How to file for disability, Filing for SSI
Disability Requirements, Disability Status
How long is the wait?, Disability Application
The Social Security List of Impairments
Qualifying for Disability, Mental Disability
Disability Lawyer Info, Disability Back Pay
How is Social Security Disability and SSI Awarded?
Social Security has a defined disability evaluation process through which Social Security Disability and SSI disability benefits are awarded. An individual must first apply for disability benefits by completing a disability application with Social Security. There are a couple of ways an individual can file their application for disability with Social Security.
Currently, Social Security offers an online disability application process for Social Security Disability. An individual can file their disability application, complete their disability report form (the form used to gather medical source information, work history, medications, tests, etc), and print their medical release forms on SSA’s website Currently, there is not online SSI disability application process.
If an individual is interested in filing for SSI, they can still use the online process to complete their Social Security Disability application, medical form, and print medical release forms, but they will have to contact Social Security to file their SSI disability application (not such a bad thing, because the individual can return their medical release forms at the same time).

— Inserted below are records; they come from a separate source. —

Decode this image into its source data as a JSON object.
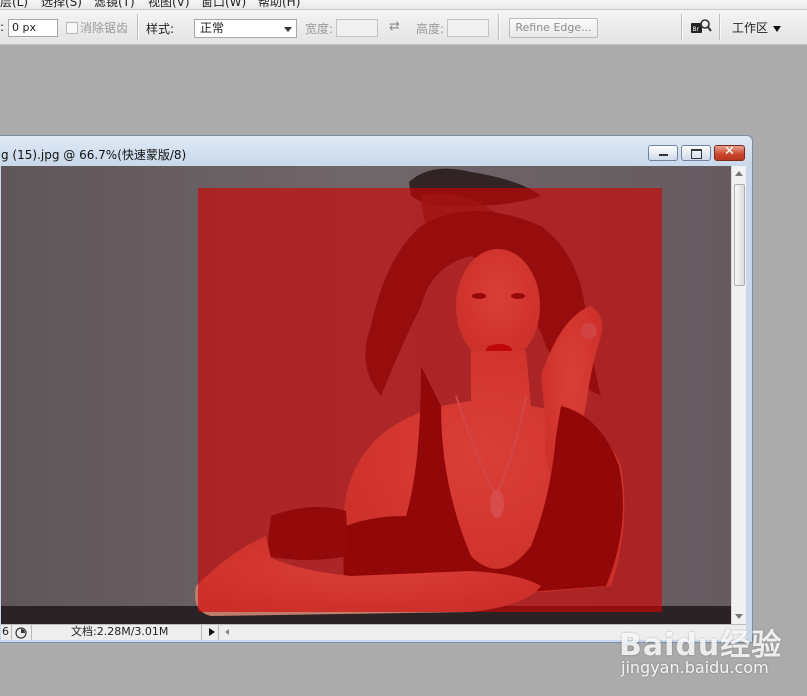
{
  "menubar": {
    "items": [
      "层(L)",
      "选择(S)",
      "滤镜(T)",
      "视图(V)",
      "窗口(W)",
      "帮助(H)"
    ]
  },
  "options": {
    "feather_value": "0 px",
    "antialias_label": "消除锯齿",
    "style_label": "样式:",
    "style_value": "正常",
    "width_label": "宽度:",
    "height_label": "高度:",
    "refine_edge_label": "Refine Edge...",
    "workspace_label": "工作区"
  },
  "document": {
    "title": "g (15).jpg @ 66.7%(快速蒙版/8)",
    "status_zoom": "6",
    "status_doc": "文档:2.28M/3.01M"
  },
  "selection": {
    "quick_mask_color": "#d40000",
    "quick_mask_opacity": 0.55
  },
  "watermark": {
    "logo": "Baidu经验",
    "url": "jingyan.baidu.com"
  }
}
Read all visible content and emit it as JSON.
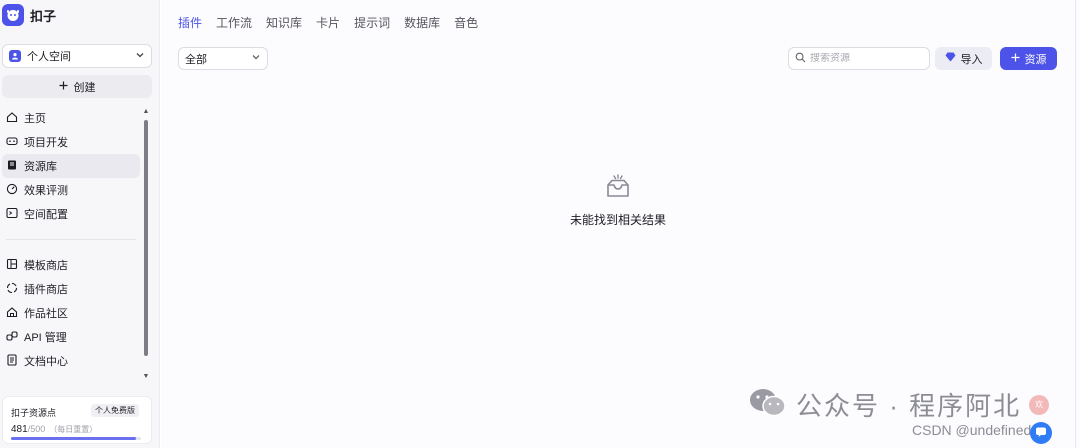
{
  "app": {
    "name": "扣子"
  },
  "workspace": {
    "selected": "个人空间"
  },
  "sidebar": {
    "create_label": "创建",
    "items": [
      {
        "label": "主页",
        "icon": "home-icon"
      },
      {
        "label": "项目开发",
        "icon": "gamepad-icon"
      },
      {
        "label": "资源库",
        "icon": "book-icon",
        "active": true
      },
      {
        "label": "效果评测",
        "icon": "gauge-icon"
      },
      {
        "label": "空间配置",
        "icon": "terminal-icon"
      }
    ],
    "items2": [
      {
        "label": "模板商店",
        "icon": "template-icon"
      },
      {
        "label": "插件商店",
        "icon": "plugin-icon"
      },
      {
        "label": "作品社区",
        "icon": "community-icon"
      },
      {
        "label": "API 管理",
        "icon": "link-icon"
      },
      {
        "label": "文档中心",
        "icon": "document-icon"
      }
    ],
    "points": {
      "title": "扣子资源点",
      "plan": "个人免费版",
      "used": "481",
      "total": "/500",
      "reset": "（每日重置）",
      "progress": 0.962
    }
  },
  "tabs": [
    "插件",
    "工作流",
    "知识库",
    "卡片",
    "提示词",
    "数据库",
    "音色"
  ],
  "active_tab": 0,
  "toolbar": {
    "filter": "全部",
    "search_placeholder": "搜索资源",
    "import_label": "导入",
    "resource_label": "资源"
  },
  "empty_state": {
    "text": "未能找到相关结果"
  },
  "watermark": {
    "text": "公众号 · 程序阿北",
    "badge": "欢",
    "csdn": "CSDN @undefined"
  },
  "colors": {
    "accent": "#4d53e8",
    "sidebar_bg": "#f7f7fa"
  }
}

If an individual does not wish to file for SSI (need based disability program), they can just complete the online information and return the signed medical release form to Social Security.
Disability applicants who are not interested in using the online disability process can file their disability claim with their local Social Security office in person or by telephone.
Individuals who file their disability claims via the phone still must sign and return their medical release forms to their Social Security office. Social Security then sends the disability claim to a state disability agency where it is assigned to a disability examiner for development. The disability examiner requests medical records from the medical source information that was provided in the medical disability report.
It is at this juncture, the disability examiner may decide to schedule a consultative examination if it is determined that there is no medical information or no current medical information addressing an individual’s alleged impairments.
Generally, if there is enough evidence from listed treating sources there is no need for a consultative examination. When there is “enough” (disability examiners do not have to get all medical records) medical evidence in the file to make the medication determination, a decision is made.
The disability examiner gives consideration to an individual’s age, education, work history, and residual functional capacity (what an individual is able to do in spite of the limitations imposed upon them by the disabling condition), when an individual does not meet or equal the criteria established in the Social Security Impairment listings.
If an individual’s functional limitations are so restrictive that they are unable to perform any of their past work or any other work activity, they are awarded disability benefits.
Additional information on this topic:
The Social Security Disability Approval Process and the Criteria for Decisions
Questions and Answers
1. How Disabling Does A Condition Have To Be For Social Security, SSDI Benefits?
2. If I get disability, will they look at my case later?
3. Can You Apply For Disability When You Lose Your Job?
4. Do You Have To Be Out Of Work For A Long Time Before You Can File For Disability?
5. If Your Disability Benefits Are Stopped Can You Get Them While You Appeal?
6. Does Social Security Disability Always Have To Look At Your Job History?
7. Social Security Disability Denial in Florida
8. When I Apply For Disability Should I List My Old Meds From Years Ago?
9. Can You Lose Your Social Security Disability Benefits When Your Case Is Reviewed?
10. Do You Automatically Get Approved For Disability If You Have Had A Stroke?
11. What Happens If I Miss My Social Security Appeal Date?
12. How Long Does Your Attorney Have To File Your Social Security Disability Appeal?
13. How Often Does Social Security Approve Disability The First Time You Apply?
14. What Are the Social Security Disability Requirements For Personal Assets?
15. How Long Does A Social Security Disability Appeal Take?
16. How Many Work Credits Do You Need To Have For SSI?
17. If You Get Disability Benefits, Will Your Dependents Get A Check?
18. Why Are Child SSI Cases Often Turned Down By Social Security Examiners?
For the sake of clarity, SSDRC.com is not the Social Security Administration, nor is it associated or affiliated with SSA. This site is a personal, private website that is published, edited, and maintained by former caseworker and former disability claims examiner, Tim Moore, who was interviewed by the New York Times on the topic of Social Security Disability and SSI benefits in an article entitled "The Disability Mess" and also by the Los Angeles Times on the subject of political attempts to weaken the Social Security Disability system.
The goal of the site is to provide information about how Social Security Disability and SSI work, the idea being that qualified information may help claimants pursue their claims and appeals, potentially avoiding time-consuming mistakes. If you find the information on this site helpful and believe it would be helpful to others, feel free to share links to its homepage or other pages on website resource pages, blogs, or social media. Copying of this material, however, is prohibited.
To learn more about the author, please visit the SSDRC.com homepage and view the "about this site" link near the bottom of the page.